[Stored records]
________________________________________
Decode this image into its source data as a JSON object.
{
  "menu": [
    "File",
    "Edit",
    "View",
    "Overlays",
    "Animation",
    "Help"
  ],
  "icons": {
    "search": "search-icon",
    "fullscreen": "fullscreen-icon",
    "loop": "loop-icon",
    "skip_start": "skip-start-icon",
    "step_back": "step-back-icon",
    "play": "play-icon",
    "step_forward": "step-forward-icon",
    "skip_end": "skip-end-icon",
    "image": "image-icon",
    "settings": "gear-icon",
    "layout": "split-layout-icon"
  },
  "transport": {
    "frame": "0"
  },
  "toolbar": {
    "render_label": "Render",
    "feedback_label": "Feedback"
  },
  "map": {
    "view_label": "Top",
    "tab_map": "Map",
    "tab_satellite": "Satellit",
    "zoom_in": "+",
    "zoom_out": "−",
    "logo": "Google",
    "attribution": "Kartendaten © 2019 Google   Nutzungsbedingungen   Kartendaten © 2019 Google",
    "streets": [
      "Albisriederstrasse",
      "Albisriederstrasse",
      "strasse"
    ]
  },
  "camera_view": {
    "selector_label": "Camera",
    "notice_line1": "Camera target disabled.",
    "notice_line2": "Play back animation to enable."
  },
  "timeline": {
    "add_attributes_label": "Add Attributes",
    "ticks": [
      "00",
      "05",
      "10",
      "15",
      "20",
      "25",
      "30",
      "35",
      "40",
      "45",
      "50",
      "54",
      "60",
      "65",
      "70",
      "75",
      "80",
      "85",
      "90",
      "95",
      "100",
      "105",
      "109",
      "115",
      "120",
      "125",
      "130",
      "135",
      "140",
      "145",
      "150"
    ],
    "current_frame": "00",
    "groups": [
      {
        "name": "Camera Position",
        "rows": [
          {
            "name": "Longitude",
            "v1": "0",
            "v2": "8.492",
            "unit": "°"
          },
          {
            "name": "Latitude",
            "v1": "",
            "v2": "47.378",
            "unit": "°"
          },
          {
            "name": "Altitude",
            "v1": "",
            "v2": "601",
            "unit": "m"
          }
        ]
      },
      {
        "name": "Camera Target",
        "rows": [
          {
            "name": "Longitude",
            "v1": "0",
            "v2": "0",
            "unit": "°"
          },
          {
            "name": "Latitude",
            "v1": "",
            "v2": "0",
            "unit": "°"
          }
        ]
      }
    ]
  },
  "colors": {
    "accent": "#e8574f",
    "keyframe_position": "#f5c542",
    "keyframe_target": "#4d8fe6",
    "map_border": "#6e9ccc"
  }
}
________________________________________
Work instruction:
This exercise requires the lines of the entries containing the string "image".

Output of the exercise:
Decode this image into its source data as a JSON object.
    "image": "image-icon",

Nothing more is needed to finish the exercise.